This month the YA Book Club, hosted by Tracey Neithercott, read The Fault in Our Stars by John Green. Let me start by saying I am a fan of Young Adult literature because I think it can be thought-provoking, can be well written and can be meaningful. This is so true for John Green’s writing. I was a smidge–just a smidge–reluctant to read this book because of all the hype online. But, there’s so much hype for a good reason.
I saw the Seattle John Green reading/show/event in January, so I know how he feels about his articulate, sometimes overly mature characters that he often writes in his books. Yes, there are teenagers out there that are thoughtful and well read and this is typical for characters in Green’s books. It definitely elevates the writing and in this particular setting where the kids are at home, sick, and in Hazel’s case already taking college courses, it is fitting. The relationship between Hazel and Augustus is so wonderful. The characters are completely enamored of each other, but individually they have no idea how “utterly unprecedented” they are (123).

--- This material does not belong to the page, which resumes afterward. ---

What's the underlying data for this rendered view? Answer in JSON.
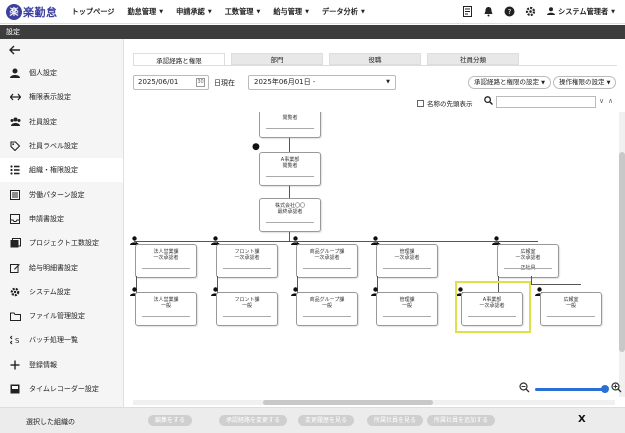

The trip to Amsterdam is so perfect and not perfect for the characters all at once. I appreciate that there was a wrench thrown in the cog during this trip that should have otherwise marred their vacation. And even with that wrench, Amsterdam was what I think everyone wishes a trip with a significant other would be like. There is a special meal where Hazel and Augustus get to ” ‘ “[taste] the stars” ‘ ” (163). I felt submerged in their world in Amsterdam and relished every moment. I could picture the springtime snowfall and the streets of Holland.
This may seem little, but I liked Hazel’s attitude on breakfast and how eggs are categorized exclusively as a breakfast food. 🙂 I learned during my trip to Sweden that meatballs and bread and oil can be breakfast faire. Hasn’t everyone thought about (when dining at a we-serve-everything-all-day kind of food joint) that they would like the fish and chips for breakfast? Or a salad? This is just a small part of her characterization that helped Hazel come to life.
Hazel’s parents are well written–they seem like the ideal support system. They don’t lock up Hazel or pity their daughter to a fault. Their grief, their angry parent moments (and Hazel’s typical teenage moments) relay a balanced parent-child relationship but not a necessarily perfect one. How could Hazel ever understand how her parents feel about the inevitable loss of their only child? Hazel’s dad address that beautifully on page 278 when he relates her feelings of loss to the way they’ll feel when she passes. I get teary just thinking about this all over again!
What I loved the most is how Green addresses death and being remembered. I think so many people want to leave their mark and be remembered when they die. Augustus even has the numbers for how many dead people there are to living people. Hazel says it best when she says to Augustus, “‘You say you’re not special because the world doesn’t know about you, but that’s an insult to me. I know about you'” (240). Everything about these characters is raw and felt. I think the reader expects them to be angry, bitter, sad and holed up, but they emanate love, truth and peace. Is it possible for a book to bring you some peace about life and death? I think this novel may have done that for me. The fact that Hazel and Augustus live such short lives but love so much in that short time definitely left me feeling like their lives were filled to the brim. They came, they saw, they conquered, right?
“‘It is a good life, Hazel Grace'” (236).